joining lavatory. Also newly decor-
ated double. Shower bath, steam
fatPhone 8544. 422 E. Washing-
ton. ' 442
FO R ENT-2 two-room apartments
-furnished, conveniently located.
Apply 209 South State. St. Michi-
gan Wolverine. 438
Fi RENT-Large single room, good
bed, excellent studying conditions.
.547.Elm Street. 443
IAUNDRY - 2-1044. Sox darred.
L~refu work at low prices. 9
- WANTED - TYPING
TYPING-Experienced. Miss Allen,
'468 'S. 5th Avenue. Phone 2-2935
r: 2,1416. 79
--LAST DAY -
DAILY 2 - 4 - 7 - 9 P.M.
9'? Y|ELLY k
JOAN DAV IS
AL a IA} if AlA11 Ii
B Minor Mass
and Guest High School Chorus
Friday, March 17, 8:00 P.M.
25c No Reservations
os a singing, loving
phoneys pinch-hitting for Athos,
A Musical ComedyVersion of

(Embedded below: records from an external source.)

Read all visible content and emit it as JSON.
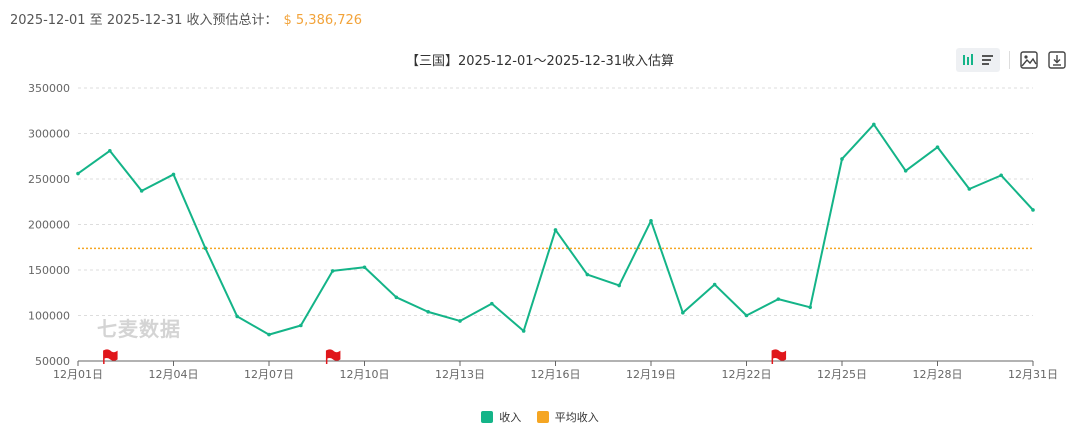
{
  "summary": {
    "date_range": "2025-12-01 至 2025-12-31 收入预估总计：",
    "total": "$ 5,386,726"
  },
  "watermark": "七麦数据",
  "toolbar": {
    "icons": [
      "bar-chart-icon",
      "list-icon",
      "save-image-icon",
      "download-icon"
    ]
  },
  "colors": {
    "revenue": "#14b488",
    "average": "#f5a623",
    "flag": "#e0161b",
    "grid": "#dddddd"
  },
  "chart_data": {
    "type": "line",
    "title": "【三国】2025-12-01～2025-12-31收入估算",
    "ylim": [
      50000,
      350000
    ],
    "yticks": [
      50000,
      100000,
      150000,
      200000,
      250000,
      300000,
      350000
    ],
    "ytick_labels": [
      "50000",
      "100000",
      "150000",
      "200000",
      "250000",
      "300000",
      "350000"
    ],
    "x": [
      "12月01日",
      "12月02日",
      "12月03日",
      "12月04日",
      "12月05日",
      "12月06日",
      "12月07日",
      "12月08日",
      "12月09日",
      "12月10日",
      "12月11日",
      "12月12日",
      "12月13日",
      "12月14日",
      "12月15日",
      "12月16日",
      "12月17日",
      "12月18日",
      "12月19日",
      "12月20日",
      "12月21日",
      "12月22日",
      "12月23日",
      "12月24日",
      "12月25日",
      "12月26日",
      "12月27日",
      "12月28日",
      "12月29日",
      "12月30日",
      "12月31日"
    ],
    "xtick_labels": [
      "12月01日",
      "12月04日",
      "12月07日",
      "12月10日",
      "12月13日",
      "12月16日",
      "12月19日",
      "12月22日",
      "12月25日",
      "12月28日",
      "12月31日"
    ],
    "series": [
      {
        "name": "收入",
        "values": [
          256000,
          281000,
          237000,
          255000,
          174000,
          99000,
          79000,
          89000,
          149000,
          153000,
          120000,
          104000,
          94000,
          113000,
          83000,
          194000,
          145000,
          133000,
          204000,
          103000,
          134000,
          100000,
          118000,
          109000,
          272000,
          310000,
          259000,
          285000,
          239000,
          254000,
          216000
        ]
      },
      {
        "name": "平均收入",
        "value": 173765,
        "style": "dotted"
      }
    ],
    "flags_at": [
      1.0,
      8.0,
      22.0
    ],
    "legend": [
      "收入",
      "平均收入"
    ],
    "legend_position": "bottom-center",
    "grid": true
  }
}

T NNIE BARNES
TXPING-Reasonable rates. L. M.
Heywood, 414 Maynard St., phone
EXPERIENCED Typist, can copy-
I1'lie Players arc ma king
_* 1 w , E'nIGIiiuiW ~ li;..ilflif llhI ll ilulr
L AT$' MSS
contribution to drama this Friday and
Saturday nights, March 17 and 18, un-
der the direction of Harold Gast, '39.
The box othce of the League is cper
for ticket sales from 10:00 A.M. to 9:00
FIVE sophomores at a New England university had
been assigned to report on the residential districts of
a southern city, its principal products and the location
of its plantlations.
Hour aeir hour they tbujubed through book after
hod i library-allto no avail. Then one of them
lj i'ppy idea--why not telephone the city's Mayor?
They did-and in a few minutes had all the informa-